#### Work instruction:
State how many lines of the records contain the string "JSON", and give no other information.

#### Study material:
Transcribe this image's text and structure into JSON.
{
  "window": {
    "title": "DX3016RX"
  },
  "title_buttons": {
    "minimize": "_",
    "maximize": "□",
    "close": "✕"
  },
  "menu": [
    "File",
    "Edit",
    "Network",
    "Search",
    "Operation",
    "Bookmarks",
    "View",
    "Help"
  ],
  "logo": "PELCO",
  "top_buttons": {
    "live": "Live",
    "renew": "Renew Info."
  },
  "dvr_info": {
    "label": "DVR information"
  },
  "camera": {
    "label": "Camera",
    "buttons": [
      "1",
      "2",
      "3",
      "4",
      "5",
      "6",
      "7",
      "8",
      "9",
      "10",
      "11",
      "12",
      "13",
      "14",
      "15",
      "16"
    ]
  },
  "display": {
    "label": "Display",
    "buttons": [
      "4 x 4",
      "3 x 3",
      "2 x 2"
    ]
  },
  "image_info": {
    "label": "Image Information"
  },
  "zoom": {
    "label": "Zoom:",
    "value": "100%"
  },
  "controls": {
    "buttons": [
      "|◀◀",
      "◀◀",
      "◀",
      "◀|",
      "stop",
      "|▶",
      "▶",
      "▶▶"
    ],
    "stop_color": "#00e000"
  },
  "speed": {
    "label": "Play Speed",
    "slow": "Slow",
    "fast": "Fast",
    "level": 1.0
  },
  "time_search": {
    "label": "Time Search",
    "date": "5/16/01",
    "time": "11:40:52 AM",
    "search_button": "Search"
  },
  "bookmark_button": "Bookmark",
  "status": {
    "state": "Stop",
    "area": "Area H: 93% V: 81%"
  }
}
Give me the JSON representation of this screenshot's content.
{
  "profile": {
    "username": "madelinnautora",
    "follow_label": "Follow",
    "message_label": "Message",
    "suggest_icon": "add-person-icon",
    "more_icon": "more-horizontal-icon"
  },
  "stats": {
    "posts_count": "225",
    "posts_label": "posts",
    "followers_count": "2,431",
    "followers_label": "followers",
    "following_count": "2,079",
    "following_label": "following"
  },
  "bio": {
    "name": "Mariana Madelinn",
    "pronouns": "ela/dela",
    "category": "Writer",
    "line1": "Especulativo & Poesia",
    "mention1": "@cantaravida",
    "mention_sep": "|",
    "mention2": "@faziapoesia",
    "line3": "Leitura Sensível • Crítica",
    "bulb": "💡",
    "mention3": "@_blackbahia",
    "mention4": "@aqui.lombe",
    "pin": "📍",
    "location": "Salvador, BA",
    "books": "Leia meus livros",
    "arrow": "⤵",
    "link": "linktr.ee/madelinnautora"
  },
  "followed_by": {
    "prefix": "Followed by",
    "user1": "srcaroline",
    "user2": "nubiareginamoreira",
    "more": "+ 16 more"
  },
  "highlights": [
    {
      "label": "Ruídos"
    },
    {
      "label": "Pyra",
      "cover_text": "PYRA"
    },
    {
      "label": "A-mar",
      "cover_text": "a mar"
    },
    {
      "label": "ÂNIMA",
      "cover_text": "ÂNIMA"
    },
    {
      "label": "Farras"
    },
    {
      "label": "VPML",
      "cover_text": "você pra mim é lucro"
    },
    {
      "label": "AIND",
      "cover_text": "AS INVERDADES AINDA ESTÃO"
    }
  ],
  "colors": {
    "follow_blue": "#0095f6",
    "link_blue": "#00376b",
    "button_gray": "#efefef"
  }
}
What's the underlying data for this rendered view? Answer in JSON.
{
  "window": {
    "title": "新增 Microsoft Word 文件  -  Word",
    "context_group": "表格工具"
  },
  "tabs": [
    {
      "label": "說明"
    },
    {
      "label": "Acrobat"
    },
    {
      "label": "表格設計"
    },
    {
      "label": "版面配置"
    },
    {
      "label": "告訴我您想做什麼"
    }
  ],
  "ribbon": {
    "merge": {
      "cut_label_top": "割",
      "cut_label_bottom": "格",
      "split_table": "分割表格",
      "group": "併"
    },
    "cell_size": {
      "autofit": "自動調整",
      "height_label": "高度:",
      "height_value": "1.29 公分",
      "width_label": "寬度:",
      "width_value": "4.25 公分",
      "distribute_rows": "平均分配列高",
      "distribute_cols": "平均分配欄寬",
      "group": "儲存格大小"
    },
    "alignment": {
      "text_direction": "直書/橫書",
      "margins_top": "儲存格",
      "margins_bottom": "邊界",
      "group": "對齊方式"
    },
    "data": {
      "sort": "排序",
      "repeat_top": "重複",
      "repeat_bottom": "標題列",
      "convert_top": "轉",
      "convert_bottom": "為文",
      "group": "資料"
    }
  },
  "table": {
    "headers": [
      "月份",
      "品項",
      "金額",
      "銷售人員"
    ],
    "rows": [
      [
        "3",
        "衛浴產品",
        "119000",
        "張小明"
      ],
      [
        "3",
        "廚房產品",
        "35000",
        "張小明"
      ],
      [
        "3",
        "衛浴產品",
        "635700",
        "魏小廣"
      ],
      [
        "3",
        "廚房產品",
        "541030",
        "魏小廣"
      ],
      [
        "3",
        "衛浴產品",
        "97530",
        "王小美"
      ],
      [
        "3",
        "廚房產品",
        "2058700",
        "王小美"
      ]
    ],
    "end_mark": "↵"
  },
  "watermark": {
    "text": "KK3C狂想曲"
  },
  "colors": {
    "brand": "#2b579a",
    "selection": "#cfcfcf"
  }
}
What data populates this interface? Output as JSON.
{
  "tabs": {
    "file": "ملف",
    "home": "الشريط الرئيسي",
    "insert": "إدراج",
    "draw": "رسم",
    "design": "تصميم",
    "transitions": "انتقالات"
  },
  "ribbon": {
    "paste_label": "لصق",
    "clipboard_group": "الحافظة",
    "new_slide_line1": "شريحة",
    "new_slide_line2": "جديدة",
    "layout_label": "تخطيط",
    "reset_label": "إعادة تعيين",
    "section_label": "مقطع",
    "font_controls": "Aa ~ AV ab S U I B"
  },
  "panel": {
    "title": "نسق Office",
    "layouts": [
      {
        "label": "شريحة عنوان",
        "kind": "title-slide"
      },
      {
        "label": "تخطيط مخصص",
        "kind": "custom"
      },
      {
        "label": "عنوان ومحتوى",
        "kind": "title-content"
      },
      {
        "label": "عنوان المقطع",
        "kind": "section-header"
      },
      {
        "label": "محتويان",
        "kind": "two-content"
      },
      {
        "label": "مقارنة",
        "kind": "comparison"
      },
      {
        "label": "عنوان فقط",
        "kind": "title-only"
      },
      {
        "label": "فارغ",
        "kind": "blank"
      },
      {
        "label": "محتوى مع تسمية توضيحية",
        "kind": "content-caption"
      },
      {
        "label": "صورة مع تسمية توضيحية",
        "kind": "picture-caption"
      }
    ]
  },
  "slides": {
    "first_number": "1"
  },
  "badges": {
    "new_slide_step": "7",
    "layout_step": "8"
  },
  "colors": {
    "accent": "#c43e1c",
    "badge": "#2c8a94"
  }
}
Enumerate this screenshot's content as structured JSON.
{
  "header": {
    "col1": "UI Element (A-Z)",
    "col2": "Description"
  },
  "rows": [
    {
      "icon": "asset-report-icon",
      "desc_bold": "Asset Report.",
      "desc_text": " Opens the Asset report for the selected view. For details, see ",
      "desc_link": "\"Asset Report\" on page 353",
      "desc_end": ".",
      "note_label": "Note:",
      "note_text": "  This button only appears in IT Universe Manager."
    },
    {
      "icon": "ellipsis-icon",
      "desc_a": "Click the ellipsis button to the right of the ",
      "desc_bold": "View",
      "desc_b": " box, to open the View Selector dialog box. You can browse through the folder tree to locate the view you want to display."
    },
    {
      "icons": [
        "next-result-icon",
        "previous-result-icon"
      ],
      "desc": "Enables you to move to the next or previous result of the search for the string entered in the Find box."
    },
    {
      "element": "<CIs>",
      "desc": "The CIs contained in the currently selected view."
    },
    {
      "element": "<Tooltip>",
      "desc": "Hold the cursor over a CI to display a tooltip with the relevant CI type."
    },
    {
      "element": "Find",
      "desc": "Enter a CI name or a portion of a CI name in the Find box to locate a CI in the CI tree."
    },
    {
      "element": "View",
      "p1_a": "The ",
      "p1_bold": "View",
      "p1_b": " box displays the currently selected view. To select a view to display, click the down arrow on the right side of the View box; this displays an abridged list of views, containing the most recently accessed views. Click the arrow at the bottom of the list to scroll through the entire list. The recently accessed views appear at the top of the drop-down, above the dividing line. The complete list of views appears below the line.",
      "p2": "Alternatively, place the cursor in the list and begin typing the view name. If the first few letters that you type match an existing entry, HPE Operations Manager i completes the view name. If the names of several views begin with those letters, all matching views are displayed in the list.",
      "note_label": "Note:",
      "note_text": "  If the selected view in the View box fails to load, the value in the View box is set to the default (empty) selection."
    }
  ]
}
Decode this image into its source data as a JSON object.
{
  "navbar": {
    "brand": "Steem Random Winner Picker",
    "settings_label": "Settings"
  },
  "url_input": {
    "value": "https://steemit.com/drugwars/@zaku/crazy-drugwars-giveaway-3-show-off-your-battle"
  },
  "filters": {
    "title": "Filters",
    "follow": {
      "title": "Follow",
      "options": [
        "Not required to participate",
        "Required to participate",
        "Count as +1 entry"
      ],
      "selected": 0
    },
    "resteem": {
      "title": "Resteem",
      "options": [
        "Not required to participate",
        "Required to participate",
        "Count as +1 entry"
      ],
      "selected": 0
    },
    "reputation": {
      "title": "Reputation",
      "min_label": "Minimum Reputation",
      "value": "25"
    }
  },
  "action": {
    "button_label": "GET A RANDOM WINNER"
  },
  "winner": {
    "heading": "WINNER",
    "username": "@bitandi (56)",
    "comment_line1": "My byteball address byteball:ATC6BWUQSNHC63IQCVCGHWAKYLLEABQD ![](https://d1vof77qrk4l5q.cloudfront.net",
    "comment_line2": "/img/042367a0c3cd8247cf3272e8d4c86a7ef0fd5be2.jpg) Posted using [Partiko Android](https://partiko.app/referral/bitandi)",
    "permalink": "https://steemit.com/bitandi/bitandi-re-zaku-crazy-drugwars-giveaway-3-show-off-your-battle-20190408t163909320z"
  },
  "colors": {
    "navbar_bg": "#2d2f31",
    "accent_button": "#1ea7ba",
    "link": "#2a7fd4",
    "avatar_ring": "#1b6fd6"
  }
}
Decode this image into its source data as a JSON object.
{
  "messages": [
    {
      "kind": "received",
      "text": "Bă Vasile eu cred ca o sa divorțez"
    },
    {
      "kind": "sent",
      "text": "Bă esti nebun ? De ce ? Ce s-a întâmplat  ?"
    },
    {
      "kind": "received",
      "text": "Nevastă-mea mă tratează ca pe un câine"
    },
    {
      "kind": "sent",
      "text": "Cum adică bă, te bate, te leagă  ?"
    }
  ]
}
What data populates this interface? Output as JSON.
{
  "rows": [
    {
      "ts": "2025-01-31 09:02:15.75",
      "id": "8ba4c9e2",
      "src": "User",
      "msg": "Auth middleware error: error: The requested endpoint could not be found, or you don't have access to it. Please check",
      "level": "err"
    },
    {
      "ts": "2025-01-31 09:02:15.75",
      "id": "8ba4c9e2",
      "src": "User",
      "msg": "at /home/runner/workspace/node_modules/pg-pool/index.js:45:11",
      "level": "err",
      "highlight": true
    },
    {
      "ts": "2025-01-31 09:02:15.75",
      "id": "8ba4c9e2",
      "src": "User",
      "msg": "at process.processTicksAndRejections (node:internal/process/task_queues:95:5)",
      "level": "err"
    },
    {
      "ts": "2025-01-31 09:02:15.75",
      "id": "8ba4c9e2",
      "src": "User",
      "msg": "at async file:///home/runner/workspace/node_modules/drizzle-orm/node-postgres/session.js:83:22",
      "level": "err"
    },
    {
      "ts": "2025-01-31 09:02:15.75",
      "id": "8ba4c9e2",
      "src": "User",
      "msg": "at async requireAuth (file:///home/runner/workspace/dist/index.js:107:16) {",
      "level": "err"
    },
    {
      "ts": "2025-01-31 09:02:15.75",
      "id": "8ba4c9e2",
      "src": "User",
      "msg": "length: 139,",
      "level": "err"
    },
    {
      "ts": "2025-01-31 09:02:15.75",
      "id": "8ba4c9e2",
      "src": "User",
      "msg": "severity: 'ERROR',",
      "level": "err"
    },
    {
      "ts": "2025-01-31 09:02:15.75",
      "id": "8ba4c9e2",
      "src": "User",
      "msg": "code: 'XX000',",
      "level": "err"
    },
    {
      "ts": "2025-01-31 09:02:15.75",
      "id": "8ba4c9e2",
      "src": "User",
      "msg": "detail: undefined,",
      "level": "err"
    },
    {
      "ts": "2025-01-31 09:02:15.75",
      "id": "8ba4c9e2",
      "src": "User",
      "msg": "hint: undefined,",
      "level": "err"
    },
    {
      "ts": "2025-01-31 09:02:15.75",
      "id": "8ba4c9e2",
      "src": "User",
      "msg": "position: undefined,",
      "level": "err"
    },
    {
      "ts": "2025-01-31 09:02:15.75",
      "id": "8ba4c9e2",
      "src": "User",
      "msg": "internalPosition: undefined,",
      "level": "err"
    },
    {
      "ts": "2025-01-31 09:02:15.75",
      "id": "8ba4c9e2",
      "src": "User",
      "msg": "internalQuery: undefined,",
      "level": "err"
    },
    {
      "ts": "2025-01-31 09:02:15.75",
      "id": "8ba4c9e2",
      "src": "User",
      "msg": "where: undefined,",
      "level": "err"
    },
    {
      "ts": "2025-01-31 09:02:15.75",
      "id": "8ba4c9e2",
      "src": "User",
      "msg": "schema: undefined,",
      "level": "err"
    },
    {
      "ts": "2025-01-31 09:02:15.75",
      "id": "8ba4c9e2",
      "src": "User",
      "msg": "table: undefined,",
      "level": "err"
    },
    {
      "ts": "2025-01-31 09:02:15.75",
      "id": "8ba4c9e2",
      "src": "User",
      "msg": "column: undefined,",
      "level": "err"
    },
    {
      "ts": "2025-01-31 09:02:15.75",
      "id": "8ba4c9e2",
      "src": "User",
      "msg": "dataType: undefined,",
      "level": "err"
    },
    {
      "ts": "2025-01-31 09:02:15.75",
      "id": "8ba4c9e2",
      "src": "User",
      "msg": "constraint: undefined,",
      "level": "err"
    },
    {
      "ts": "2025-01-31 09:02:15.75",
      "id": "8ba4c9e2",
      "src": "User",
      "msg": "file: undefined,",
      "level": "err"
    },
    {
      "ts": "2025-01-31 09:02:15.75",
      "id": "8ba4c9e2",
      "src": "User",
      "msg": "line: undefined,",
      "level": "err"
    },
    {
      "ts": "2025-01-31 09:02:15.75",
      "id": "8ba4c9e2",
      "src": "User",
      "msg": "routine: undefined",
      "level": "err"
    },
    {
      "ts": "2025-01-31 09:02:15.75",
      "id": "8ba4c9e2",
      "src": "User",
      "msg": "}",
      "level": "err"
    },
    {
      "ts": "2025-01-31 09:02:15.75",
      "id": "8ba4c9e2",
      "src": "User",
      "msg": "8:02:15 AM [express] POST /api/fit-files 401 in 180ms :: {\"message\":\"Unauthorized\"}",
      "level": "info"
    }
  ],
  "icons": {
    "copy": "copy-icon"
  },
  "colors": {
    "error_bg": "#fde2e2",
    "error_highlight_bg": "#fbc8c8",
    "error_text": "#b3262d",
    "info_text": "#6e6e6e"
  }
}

#### Expected output:
8